               (+ x (* (cos ang) (/ len 2)))
               (+ y (* (sin ang) (/ len 2)))

Exercise 5 Design the function tree that takes four numbers, x, y, ang and len and draws a tree into a given image. If the length is less than 3, then the function just puts a line at x/y/ang/len of some color (say green?) into the image using put-line.

Otherwise the function puts a brown line at x/y/ang/len, also using put-line and recursively calls itself twice: once with x/y placed one third up the trunk at an angle off to the left, and another with x/y placed two thirds up the trunk at an angle off to the right. The length should be cut in half.

Hint Altogether it should be something like:

next-x = x + len/3 * cos(ang)

next-y = y + len/3 * sin(ang)

next-ang = ang + pi/3

next-len = len/2

And the same for ang - pi/3, at 2*len/3 away.

Modify the parameters to get various images: for example, update the angle by a smaller amount or cut the length by a factor other than 1/2.

Koch Style Fractal

Let’s try another fractal.

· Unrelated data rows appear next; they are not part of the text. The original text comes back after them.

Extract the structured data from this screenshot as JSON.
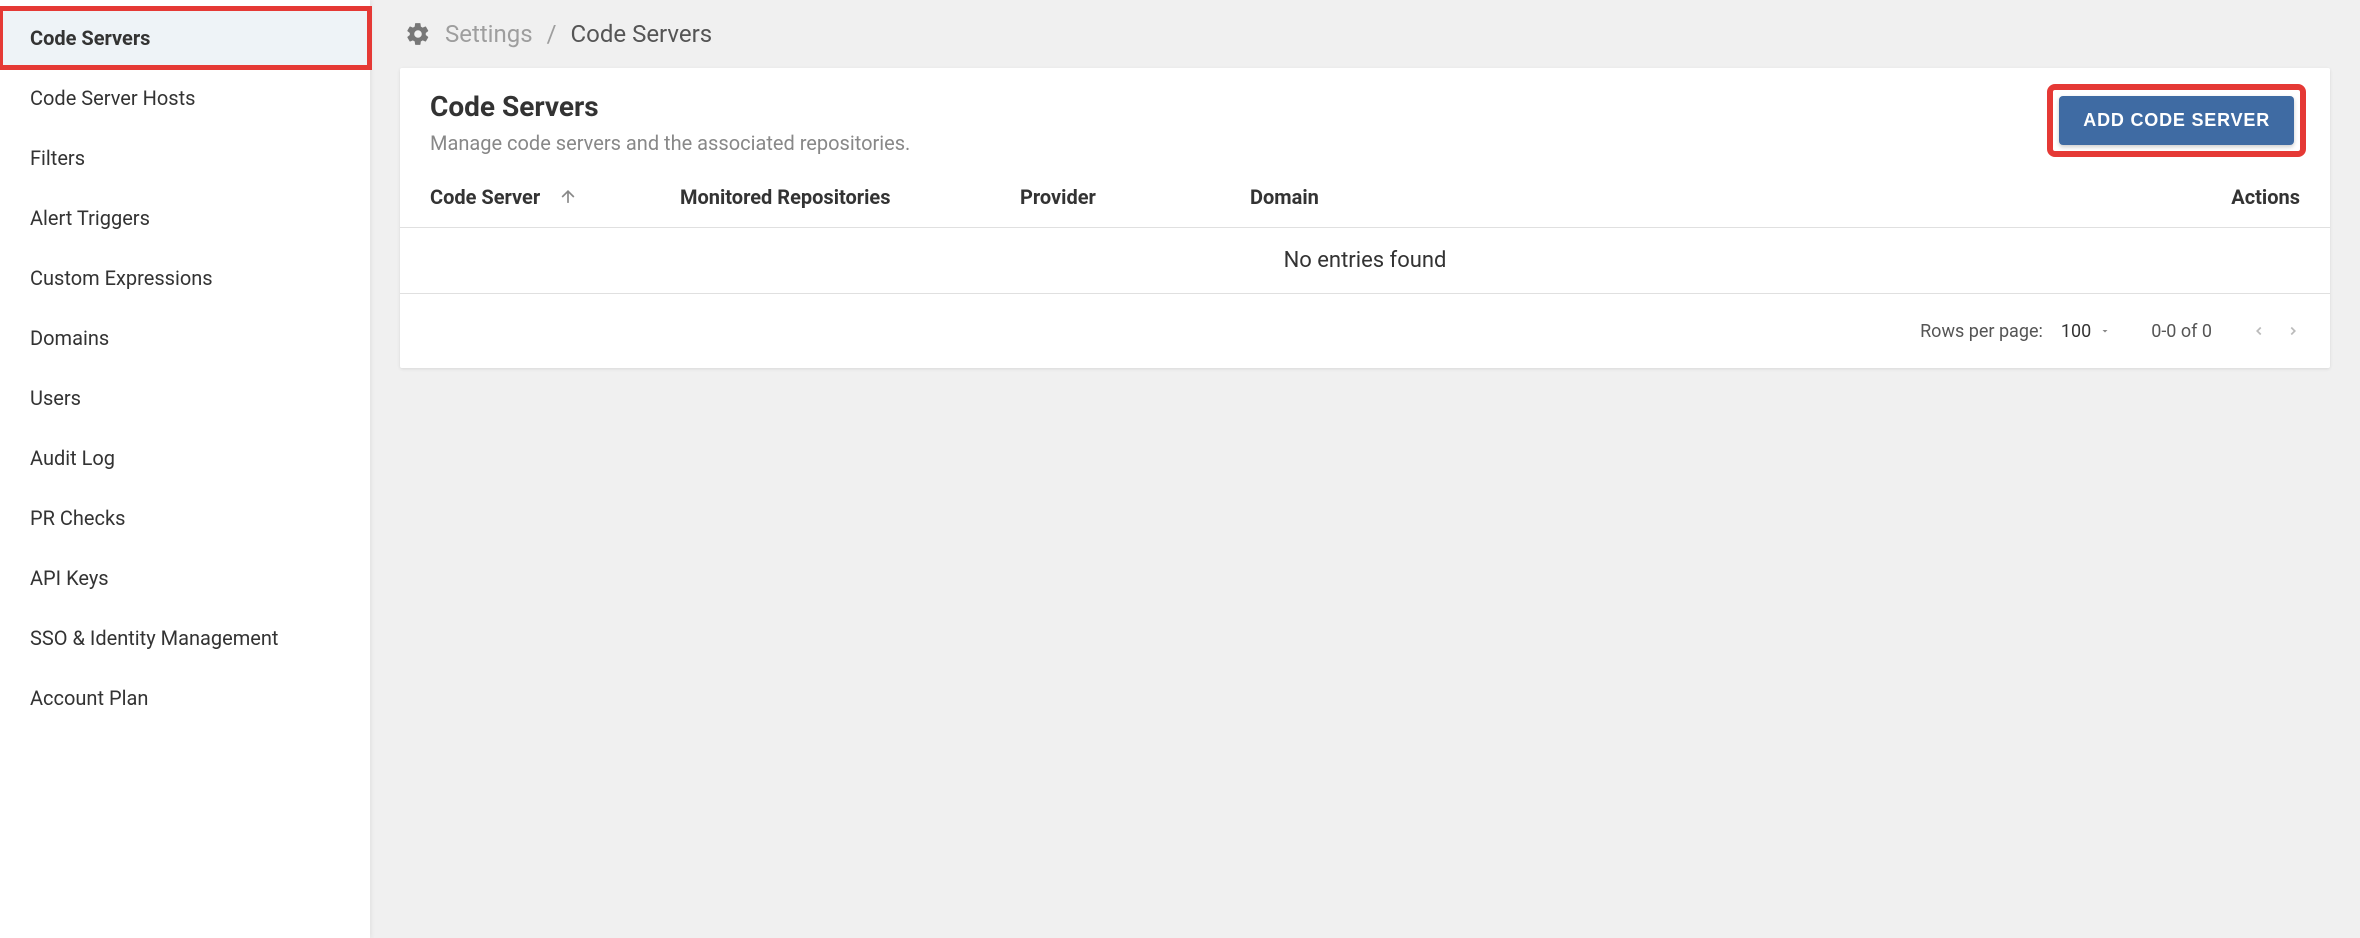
{
  "sidebar": {
    "items": [
      {
        "label": "Code Servers",
        "active": true,
        "highlighted": true
      },
      {
        "label": "Code Server Hosts"
      },
      {
        "label": "Filters"
      },
      {
        "label": "Alert Triggers"
      },
      {
        "label": "Custom Expressions"
      },
      {
        "label": "Domains"
      },
      {
        "label": "Users"
      },
      {
        "label": "Audit Log"
      },
      {
        "label": "PR Checks"
      },
      {
        "label": "API Keys"
      },
      {
        "label": "SSO & Identity Management"
      },
      {
        "label": "Account Plan"
      }
    ]
  },
  "breadcrumb": {
    "root": "Settings",
    "separator": "/",
    "current": "Code Servers"
  },
  "page": {
    "title": "Code Servers",
    "subtitle": "Manage code servers and the associated repositories.",
    "add_button_label": "ADD CODE SERVER"
  },
  "table": {
    "columns": {
      "code_server": "Code Server",
      "monitored": "Monitored Repositories",
      "provider": "Provider",
      "domain": "Domain",
      "actions": "Actions"
    },
    "sort_direction": "asc",
    "empty_message": "No entries found"
  },
  "pagination": {
    "rows_per_page_label": "Rows per page:",
    "rows_per_page_value": "100",
    "range": "0-0 of 0"
  }
}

Exercise 6 Similar to the tree fractal, we can do interesting things by changing recursive calls. The Koch snowflake is a rather cool recursive fractal. Design the function koch that takes the same arguments as tree, with an additional iter parameter that tracks the number of iterations left. For each iteration you cut the line into three pieces and make four recursive calls. The key is that you only put a line onto the image when the number of iterations are up (i.e., zero). The images below show the first 4 iterations and a more elaborate version (bigger, with 6 iterations), of a "snowflake" variation that I think looks pretty cool. Try emulating it, or making your own fun variation.

For more info on this fractal, you can read about it on Wikipedia.